Quality of genome assembly depends to a large extent on the structure of genomic sequences, notably signals such as repeats, polymorphisms, and nucleotide asymmetry as well as structural motifs (see Statistical signals) such as protein motifs (see Computational motif discovery), gene promoters, enhancers and suppressors (see Promoter prediction and Exon splicing enhancers), transcription factor binding sites, exon/intron splice junctions, regions of homology between sequences (see IMPALA/RPS-BLAST/PSI-BLAST in protein sequence analysis), and protein docking sites. We address probabilistic and statistical issues, departing from modeling the genome assembly as a binomial/Poisson process and considerations of contig size. We then consider estimation of genome size, when repeats are involved, and estimation of the total gap length and of the stringency ratio. Then we consider bubble smoothing in the context of polymorphisms and empirical estimates of the impact of low GC contents on stringency.
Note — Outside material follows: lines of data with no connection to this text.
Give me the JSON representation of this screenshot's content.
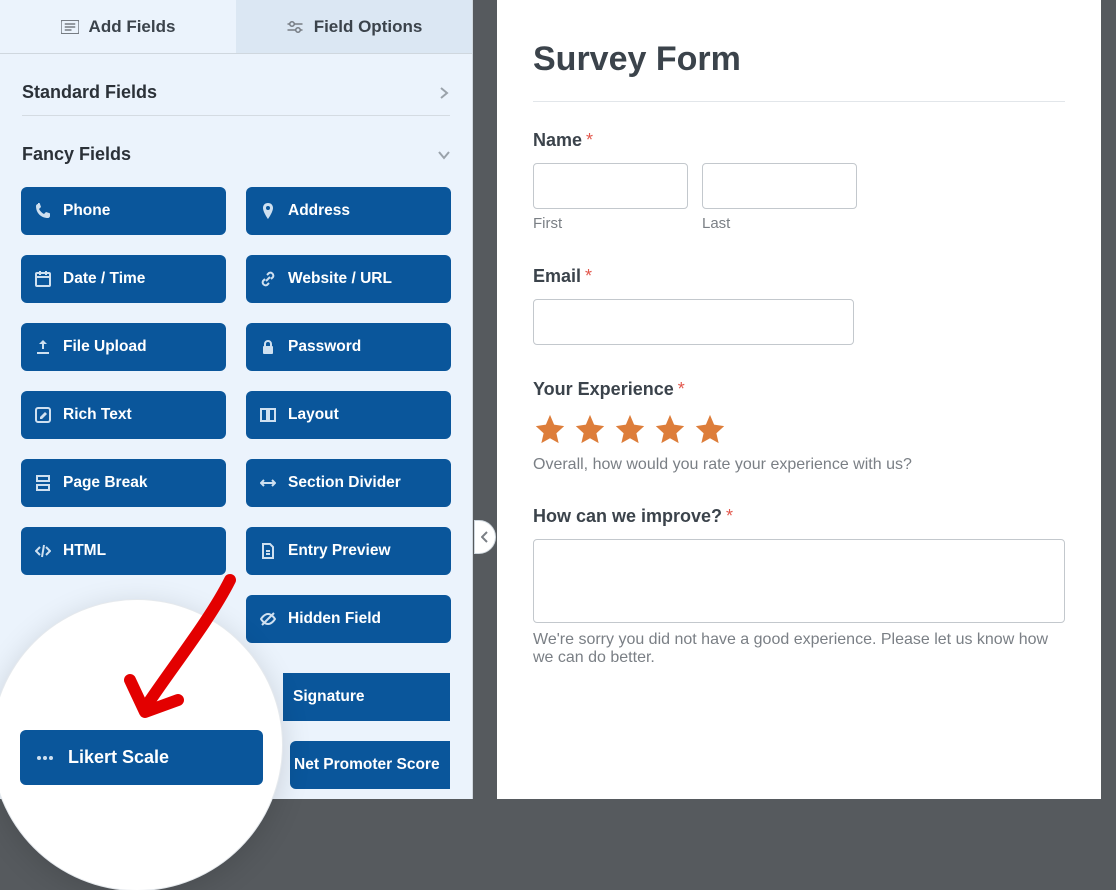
{
  "tabs": {
    "add_fields": "Add Fields",
    "field_options": "Field Options"
  },
  "sections": {
    "standard": "Standard Fields",
    "fancy": "Fancy Fields"
  },
  "fancy_fields": [
    {
      "icon": "phone-icon",
      "label": "Phone"
    },
    {
      "icon": "map-marker-icon",
      "label": "Address"
    },
    {
      "icon": "calendar-icon",
      "label": "Date / Time"
    },
    {
      "icon": "link-icon",
      "label": "Website / URL"
    },
    {
      "icon": "upload-icon",
      "label": "File Upload"
    },
    {
      "icon": "lock-icon",
      "label": "Password"
    },
    {
      "icon": "edit-icon",
      "label": "Rich Text"
    },
    {
      "icon": "columns-icon",
      "label": "Layout"
    },
    {
      "icon": "pagebreak-icon",
      "label": "Page Break"
    },
    {
      "icon": "divider-icon",
      "label": "Section Divider"
    },
    {
      "icon": "code-icon",
      "label": "HTML"
    },
    {
      "icon": "file-icon",
      "label": "Entry Preview"
    },
    {
      "icon": "star-icon",
      "label": ""
    },
    {
      "icon": "eye-slash-icon",
      "label": "Hidden Field"
    }
  ],
  "signature_label": "Signature",
  "likert_label": "Likert Scale",
  "nps_label": "Net Promoter Score",
  "form": {
    "title": "Survey Form",
    "name_label": "Name",
    "first_label": "First",
    "last_label": "Last",
    "email_label": "Email",
    "experience_label": "Your Experience",
    "experience_help": "Overall, how would you rate your experience with us?",
    "improve_label": "How can we improve?",
    "improve_help": "We're sorry you did not have a good experience. Please let us know how we can do better.",
    "required_marker": "*"
  },
  "colors": {
    "accent": "#0a569b",
    "star": "#dd7d3a",
    "arrow": "#e30000"
  }
}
Finally, we refer to some special issues and examples.


  • annotation by words;
  • binomial/Poisson process;
  • EM algorithm;
  • estimating genome length;
  • expected contig size;
  • gap statistics;
  • nucleotide asymmetry;
  • polymorphism;
  • repetitive elements